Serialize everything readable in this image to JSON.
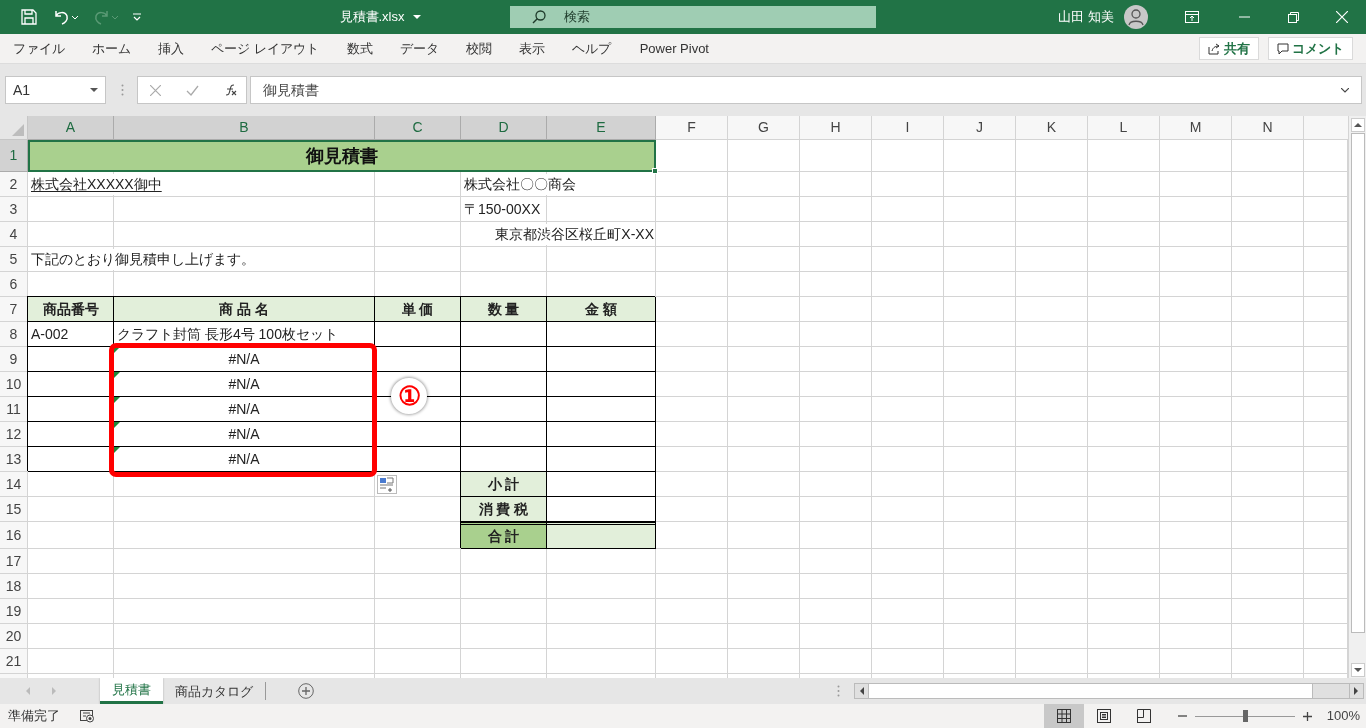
{
  "title_bar": {
    "file_name": "見積書.xlsx",
    "search_placeholder": "検索",
    "user_name": "山田 知美"
  },
  "ribbon_tabs": [
    "ファイル",
    "ホーム",
    "挿入",
    "ページ レイアウト",
    "数式",
    "データ",
    "校閲",
    "表示",
    "ヘルプ",
    "Power Pivot"
  ],
  "share_button": "共有",
  "comment_button": "コメント",
  "name_box": "A1",
  "formula": "御見積書",
  "columns": [
    {
      "label": "A",
      "selected": true
    },
    {
      "label": "B",
      "selected": true
    },
    {
      "label": "C",
      "selected": true
    },
    {
      "label": "D",
      "selected": true
    },
    {
      "label": "E",
      "selected": true
    },
    {
      "label": "F",
      "selected": false
    },
    {
      "label": "G",
      "selected": false
    },
    {
      "label": "H",
      "selected": false
    },
    {
      "label": "I",
      "selected": false
    },
    {
      "label": "J",
      "selected": false
    },
    {
      "label": "K",
      "selected": false
    },
    {
      "label": "L",
      "selected": false
    },
    {
      "label": "M",
      "selected": false
    },
    {
      "label": "N",
      "selected": false
    }
  ],
  "rows": [
    {
      "number": "1",
      "selected": true,
      "cells": [
        {
          "kind": "title",
          "text": "御見積書"
        }
      ]
    },
    {
      "number": "2",
      "selected": false,
      "cells": [
        {
          "kind": "underlined",
          "text": "株式会社XXXXX御中"
        },
        {
          "kind": "plain"
        },
        {
          "kind": "plain"
        },
        {
          "kind": "plain",
          "text": "株式会社〇〇商会"
        },
        {
          "kind": "plain"
        }
      ]
    },
    {
      "number": "3",
      "selected": false,
      "cells": [
        {
          "kind": "plain"
        },
        {
          "kind": "plain"
        },
        {
          "kind": "plain"
        },
        {
          "kind": "plain",
          "text": "〒150-00XX"
        },
        {
          "kind": "plain"
        }
      ]
    },
    {
      "number": "4",
      "selected": false,
      "cells": [
        {
          "kind": "plain"
        },
        {
          "kind": "plain"
        },
        {
          "kind": "plain"
        },
        {
          "kind": "plain"
        },
        {
          "kind": "plain_right",
          "text": "東京都渋谷区桜丘町X-XX"
        }
      ]
    },
    {
      "number": "5",
      "selected": false,
      "cells": [
        {
          "kind": "plain",
          "text": "下記のとおり御見積申し上げます。"
        },
        {
          "kind": "plain"
        },
        {
          "kind": "plain"
        },
        {
          "kind": "plain"
        },
        {
          "kind": "plain"
        }
      ]
    },
    {
      "number": "6",
      "selected": false
    },
    {
      "number": "7",
      "selected": false,
      "cells": [
        {
          "kind": "header",
          "text": "商品番号"
        },
        {
          "kind": "header",
          "text": "商 品 名"
        },
        {
          "kind": "header",
          "text": "単 価"
        },
        {
          "kind": "header",
          "text": "数 量"
        },
        {
          "kind": "header",
          "text": "金 額"
        }
      ]
    },
    {
      "number": "8",
      "selected": false,
      "cells": [
        {
          "kind": "boxed",
          "text": "A-002"
        },
        {
          "kind": "boxed",
          "text": "クラフト封筒 長形4号 100枚セット"
        },
        {
          "kind": "boxed"
        },
        {
          "kind": "boxed"
        },
        {
          "kind": "boxed"
        }
      ]
    },
    {
      "number": "9",
      "selected": false,
      "cells": [
        {
          "kind": "boxed"
        },
        {
          "kind": "error",
          "text": "#N/A"
        },
        {
          "kind": "boxed"
        },
        {
          "kind": "boxed"
        },
        {
          "kind": "boxed"
        }
      ]
    },
    {
      "number": "10",
      "selected": false,
      "cells": [
        {
          "kind": "boxed"
        },
        {
          "kind": "error",
          "text": "#N/A"
        },
        {
          "kind": "boxed"
        },
        {
          "kind": "boxed"
        },
        {
          "kind": "boxed"
        }
      ]
    },
    {
      "number": "11",
      "selected": false,
      "cells": [
        {
          "kind": "boxed"
        },
        {
          "kind": "error",
          "text": "#N/A"
        },
        {
          "kind": "boxed"
        },
        {
          "kind": "boxed"
        },
        {
          "kind": "boxed"
        }
      ]
    },
    {
      "number": "12",
      "selected": false,
      "cells": [
        {
          "kind": "boxed"
        },
        {
          "kind": "error",
          "text": "#N/A"
        },
        {
          "kind": "boxed"
        },
        {
          "kind": "boxed"
        },
        {
          "kind": "boxed"
        }
      ]
    },
    {
      "number": "13",
      "selected": false,
      "cells": [
        {
          "kind": "boxed"
        },
        {
          "kind": "error",
          "text": "#N/A"
        },
        {
          "kind": "boxed"
        },
        {
          "kind": "boxed"
        },
        {
          "kind": "boxed"
        }
      ]
    },
    {
      "number": "14",
      "selected": false,
      "cells": [
        {
          "kind": "plain"
        },
        {
          "kind": "plain"
        },
        {
          "kind": "plain"
        },
        {
          "kind": "label",
          "text": "小 計"
        },
        {
          "kind": "boxed"
        }
      ]
    },
    {
      "number": "15",
      "selected": false,
      "cells": [
        {
          "kind": "plain"
        },
        {
          "kind": "plain"
        },
        {
          "kind": "plain"
        },
        {
          "kind": "label",
          "text": "消 費 税"
        },
        {
          "kind": "boxed"
        }
      ]
    },
    {
      "number": "16",
      "selected": false,
      "cells": [
        {
          "kind": "plain"
        },
        {
          "kind": "plain"
        },
        {
          "kind": "plain"
        },
        {
          "kind": "total_label",
          "text": "合 計"
        },
        {
          "kind": "total_value"
        }
      ]
    },
    {
      "number": "17",
      "selected": false
    },
    {
      "number": "18",
      "selected": false
    },
    {
      "number": "19",
      "selected": false
    },
    {
      "number": "20",
      "selected": false
    },
    {
      "number": "21",
      "selected": false
    }
  ],
  "annotation": {
    "label": "①"
  },
  "sheet_tabs": [
    {
      "label": "見積書",
      "selected": true
    },
    {
      "label": "商品カタログ",
      "selected": false
    }
  ],
  "status_bar": {
    "text": "準備完了",
    "views": [
      {
        "kind": "normal",
        "selected": true
      },
      {
        "kind": "page_layout",
        "selected": false
      },
      {
        "kind": "page_break",
        "selected": false
      }
    ],
    "zoom": {
      "level": 0.5,
      "reading": "100%"
    }
  }
}
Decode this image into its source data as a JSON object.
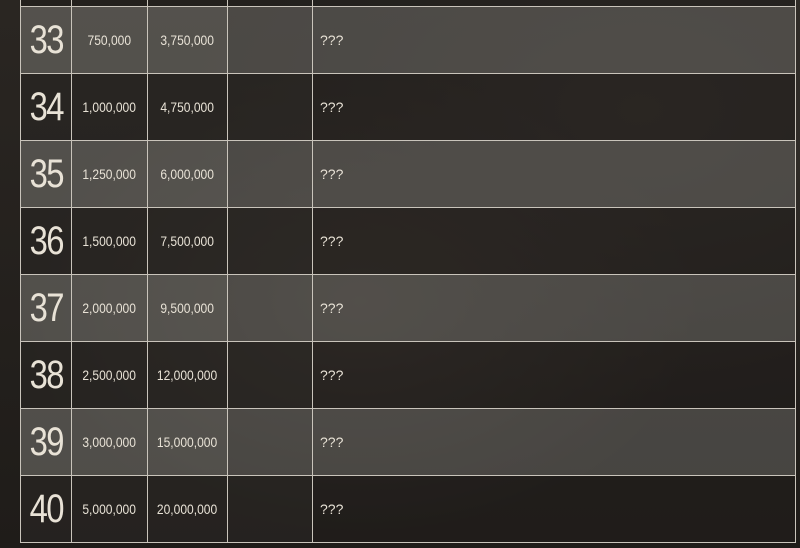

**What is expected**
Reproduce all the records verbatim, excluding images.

**Solution**
Serialize everything readable in this image to JSON.
{
  "title_bar": {
    "file_name": "見積書.xlsx",
    "search_placeholder": "検索",
    "user_name": "山田 知美"
  },
  "ribbon_tabs": [
    "ファイル",
    "ホーム",
    "挿入",
    "ページ レイアウト",
    "数式",
    "データ",
    "校閲",
    "表示",
    "ヘルプ",
    "Power Pivot"
  ],
  "share_button": "共有",
  "comment_button": "コメント",
  "name_box": "A1",
  "formula": "御見積書",
  "columns": [
    {
      "label": "A",
      "selected": true
    },
    {
      "label": "B",
      "selected": true
    },
    {
      "label": "C",
      "selected": true
    },
    {
      "label": "D",
      "selected": true
    },
    {
      "label": "E",
      "selected": true
    },
    {
      "label": "F",
      "selected": false
    },
    {
      "label": "G",
      "selected": false
    },
    {
      "label": "H",
      "selected": false
    },
    {
      "label": "I",
      "selected": false
    },
    {
      "label": "J",
      "selected": false
    },
    {
      "label": "K",
      "selected": false
    },
    {
      "label": "L",
      "selected": false
    },
    {
      "label": "M",
      "selected": false
    },
    {
      "label": "N",
      "selected": false
    }
  ],
  "rows": [
    {
      "number": "1",
      "selected": true,
      "cells": [
        {
          "kind": "title",
          "text": "御見積書"
        }
      ]
    },
    {
      "number": "2",
      "selected": false,
      "cells": [
        {
          "kind": "underlined",
          "text": "株式会社XXXXX御中"
        },
        {
          "kind": "plain"
        },
        {
          "kind": "plain"
        },
        {
          "kind": "plain",
          "text": "株式会社〇〇商会"
        },
        {
          "kind": "plain"
        }
      ]
    },
    {
      "number": "3",
      "selected": false,
      "cells": [
        {
          "kind": "plain"
        },
        {
          "kind": "plain"
        },
        {
          "kind": "plain"
        },
        {
          "kind": "plain",
          "text": "〒150-00XX"
        },
        {
          "kind": "plain"
        }
      ]
    },
    {
      "number": "4",
      "selected": false,
      "cells": [
        {
          "kind": "plain"
        },
        {
          "kind": "plain"
        },
        {
          "kind": "plain"
        },
        {
          "kind": "plain"
        },
        {
          "kind": "plain_right",
          "text": "東京都渋谷区桜丘町X-XX"
        }
      ]
    },
    {
      "number": "5",
      "selected": false,
      "cells": [
        {
          "kind": "plain",
          "text": "下記のとおり御見積申し上げます。"
        },
        {
          "kind": "plain"
        },
        {
          "kind": "plain"
        },
        {
          "kind": "plain"
        },
        {
          "kind": "plain"
        }
      ]
    },
    {
      "number": "6",
      "selected": false
    },
    {
      "number": "7",
      "selected": false,
      "cells": [
        {
          "kind": "header",
          "text": "商品番号"
        },
        {
          "kind": "header",
          "text": "商 品 名"
        },
        {
          "kind": "header",
          "text": "単 価"
        },
        {
          "kind": "header",
          "text": "数 量"
        },
        {
          "kind": "header",
          "text": "金 額"
        }
      ]
    },
    {
      "number": "8",
      "selected": false,
      "cells": [
        {
          "kind": "boxed",
          "text": "A-002"
        },
        {
          "kind": "boxed",
          "text": "クラフト封筒 長形4号 100枚セット"
        },
        {
          "kind": "boxed"
        },
        {
          "kind": "boxed"
        },
        {
          "kind": "boxed"
        }
      ]
    },
    {
      "number": "9",
      "selected": false,
      "cells": [
        {
          "kind": "boxed"
        },
        {
          "kind": "error",
          "text": "#N/A"
        },
        {
          "kind": "boxed"
        },
        {
          "kind": "boxed"
        },
        {
          "kind": "boxed"
        }
      ]
    },
    {
      "number": "10",
      "selected": false,
      "cells": [
        {
          "kind": "boxed"
        },
        {
          "kind": "error",
          "text": "#N/A"
        },
        {
          "kind": "boxed"
        },
        {
          "kind": "boxed"
        },
        {
          "kind": "boxed"
        }
      ]
    },
    {
      "number": "11",
      "selected": false,
      "cells": [
        {
          "kind": "boxed"
        },
        {
          "kind": "error",
          "text": "#N/A"
        },
        {
          "kind": "boxed"
        },
        {
          "kind": "boxed"
        },
        {
          "kind": "boxed"
        }
      ]
    },
    {
      "number": "12",
      "selected": false,
      "cells": [
        {
          "kind": "boxed"
        },
        {
          "kind": "error",
          "text": "#N/A"
        },
        {
          "kind": "boxed"
        },
        {
          "kind": "boxed"
        },
        {
          "kind": "boxed"
        }
      ]
    },
    {
      "number": "13",
      "selected": false,
      "cells": [
        {
          "kind": "boxed"
        },
        {
          "kind": "error",
          "text": "#N/A"
        },
        {
          "kind": "boxed"
        },
        {
          "kind": "boxed"
        },
        {
          "kind": "boxed"
        }
      ]
    },
    {
      "number": "14",
      "selected": false,
      "cells": [
        {
          "kind": "plain"
        },
        {
          "kind": "plain"
        },
        {
          "kind": "plain"
        },
        {
          "kind": "label",
          "text": "小 計"
        },
        {
          "kind": "boxed"
        }
      ]
    },
    {
      "number": "15",
      "selected": false,
      "cells": [
        {
          "kind": "plain"
        },
        {
          "kind": "plain"
        },
        {
          "kind": "plain"
        },
        {
          "kind": "label",
          "text": "消 費 税"
        },
        {
          "kind": "boxed"
        }
      ]
    },
    {
      "number": "16",
      "selected": false,
      "cells": [
        {
          "kind": "plain"
        },
        {
          "kind": "plain"
        },
        {
          "kind": "plain"
        },
        {
          "kind": "total_label",
          "text": "合 計"
        },
        {
          "kind": "total_value"
        }
      ]
    },
    {
      "number": "17",
      "selected": false
    },
    {
      "number": "18",
      "selected": false
    },
    {
      "number": "19",
      "selected": false
    },
    {
      "number": "20",
      "selected": false
    },
    {
      "number": "21",
      "selected": false
    }
  ],
  "annotation": {
    "label": "①"
  },
  "sheet_tabs": [
    {
      "label": "見積書",
      "selected": true
    },
    {
      "label": "商品カタログ",
      "selected": false
    }
  ],
  "status_bar": {
    "text": "準備完了",
    "views": [
      {
        "kind": "normal",
        "selected": true
      },
      {
        "kind": "page_layout",
        "selected": false
      },
      {
        "kind": "page_break",
        "selected": false
      }
    ],
    "zoom": {
      "level": 0.5,
      "reading": "100%"
    }
  }
}
Decode this image into its source data as a JSON object.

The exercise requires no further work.